Segment Start: Records shown
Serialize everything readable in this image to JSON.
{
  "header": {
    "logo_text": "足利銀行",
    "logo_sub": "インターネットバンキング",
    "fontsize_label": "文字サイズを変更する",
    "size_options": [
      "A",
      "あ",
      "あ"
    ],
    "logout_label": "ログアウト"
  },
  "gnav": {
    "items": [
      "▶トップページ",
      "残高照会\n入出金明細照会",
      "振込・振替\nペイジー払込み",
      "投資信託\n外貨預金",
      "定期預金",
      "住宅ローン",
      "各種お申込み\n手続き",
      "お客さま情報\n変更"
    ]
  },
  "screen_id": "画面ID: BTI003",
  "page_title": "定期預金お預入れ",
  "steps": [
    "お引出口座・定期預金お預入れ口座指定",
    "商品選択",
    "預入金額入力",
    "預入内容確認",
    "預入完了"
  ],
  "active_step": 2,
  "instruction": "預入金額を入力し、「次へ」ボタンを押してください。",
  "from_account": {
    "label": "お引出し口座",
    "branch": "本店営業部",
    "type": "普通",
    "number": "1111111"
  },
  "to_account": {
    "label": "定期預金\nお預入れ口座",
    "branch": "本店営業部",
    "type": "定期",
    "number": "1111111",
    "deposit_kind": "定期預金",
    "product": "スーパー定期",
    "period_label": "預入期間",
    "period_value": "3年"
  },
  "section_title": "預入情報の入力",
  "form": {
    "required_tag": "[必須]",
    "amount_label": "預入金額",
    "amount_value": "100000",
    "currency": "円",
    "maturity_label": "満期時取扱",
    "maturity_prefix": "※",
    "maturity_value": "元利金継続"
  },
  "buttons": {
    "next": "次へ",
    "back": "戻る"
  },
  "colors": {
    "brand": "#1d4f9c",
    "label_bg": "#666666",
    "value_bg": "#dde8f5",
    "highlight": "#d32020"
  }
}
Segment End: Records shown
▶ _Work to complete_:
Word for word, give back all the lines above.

▶ _Result below_:
Serialize everything readable in this image to JSON.
{
  "header": {
    "logo_text": "足利銀行",
    "logo_sub": "インターネットバンキング",
    "fontsize_label": "文字サイズを変更する",
    "size_options": [
      "A",
      "あ",
      "あ"
    ],
    "logout_label": "ログアウト"
  },
  "gnav": {
    "items": [
      "▶トップページ",
      "残高照会\n入出金明細照会",
      "振込・振替\nペイジー払込み",
      "投資信託\n外貨預金",
      "定期預金",
      "住宅ローン",
      "各種お申込み\n手続き",
      "お客さま情報\n変更"
    ]
  },
  "screen_id": "画面ID: BTI003",
  "page_title": "定期預金お預入れ",
  "steps": [
    "お引出口座・定期預金お預入れ口座指定",
    "商品選択",
    "預入金額入力",
    "預入内容確認",
    "預入完了"
  ],
  "active_step": 2,
  "instruction": "預入金額を入力し、「次へ」ボタンを押してください。",
  "from_account": {
    "label": "お引出し口座",
    "branch": "本店営業部",
    "type": "普通",
    "number": "1111111"
  },
  "to_account": {
    "label": "定期預金\nお預入れ口座",
    "branch": "本店営業部",
    "type": "定期",
    "number": "1111111",
    "deposit_kind": "定期預金",
    "product": "スーパー定期",
    "period_label": "預入期間",
    "period_value": "3年"
  },
  "section_title": "預入情報の入力",
  "form": {
    "required_tag": "[必須]",
    "amount_label": "預入金額",
    "amount_value": "100000",
    "currency": "円",
    "maturity_label": "満期時取扱",
    "maturity_prefix": "※",
    "maturity_value": "元利金継続"
  },
  "buttons": {
    "next": "次へ",
    "back": "戻る"
  },
  "colors": {
    "brand": "#1d4f9c",
    "label_bg": "#666666",
    "value_bg": "#dde8f5",
    "highlight": "#d32020"
  }
}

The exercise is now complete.